# Meeting Details

Title: First-Order System LL*(FOSLL*) for Maxwell's equations in 3D with edge singularities Department of Mathematics Colloquium Thomas Manteuffel, University of Colorado Many important applications involve the solution of the eddy current approximation to Maxwell's equations. For example, mathematical models of magnetically confined plasma in tokomak geometry lead to magnetohydrodynamic equations (MHD) in which Maxwell's equations play a major role. Sandia's Z-pinch reactor provides another important application. In this talk we focus on a first-order system least-squares (FOSLS) formulation of the eddy current approximation to Maxwell's equations. The $L2$--norm version of FOSLS yields a least-squares functional whose bilinear part is $H1$--elliptic. This means that the minimization process amounts to solving a loosely coupled system of scalar elliptic equations. An unfortunate limitation of the $L2$--norm FOSLS approach is that this product $H1$ equivalence generally requires sufficient smoothness of the original problem. Inverse--norm FOSLS overcomes this limitation, but at a substantial loss of real efficiency. The FOSLL* approach described in this talk is a promising alternative that is based on recasting the original problem as a minimization principle involving the adjoint equations. This talk provides a theoretical foundation for the FOSLL* methodology and application to the eddy current form of Maxwell's equations. It is shown that singularities due to discontinuous coefficients are easily treated. However, singularities due to reentrant edges require a further modification. A partially weighted norm is used only on the slack equations. The solution retains optimal order accuracy and the resulting linear systems are easily solved by multigrid methods. Comparison is made to the curl/curl formulation, which requires Nedelec finite elements, and the weighted regularization approach, which requires a finite element space with a $C1$ subspace.
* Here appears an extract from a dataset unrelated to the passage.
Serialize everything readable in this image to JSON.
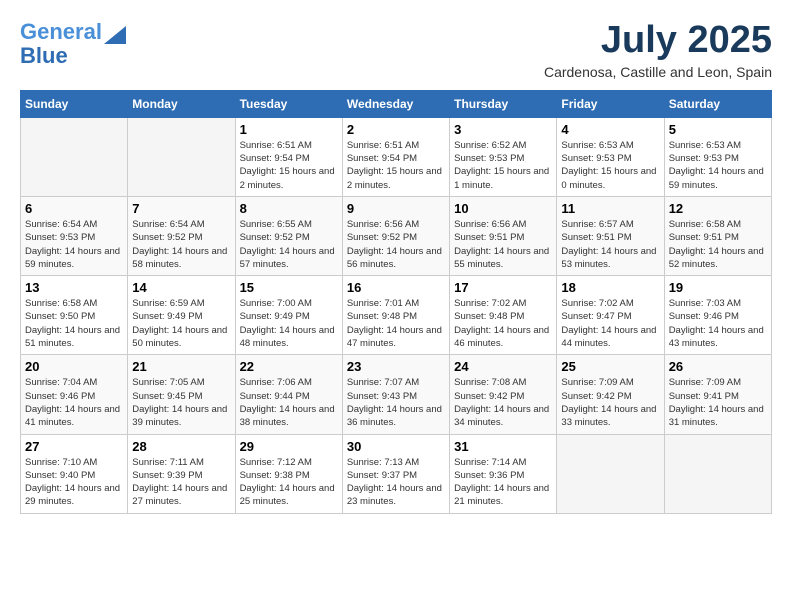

The FOSLL$^*$ approach uses standard $H1$ conforming finite element spaces, is shown to have equal or better accuracy, obtained at a smaller cost. Numerical examples are presented that support the theory.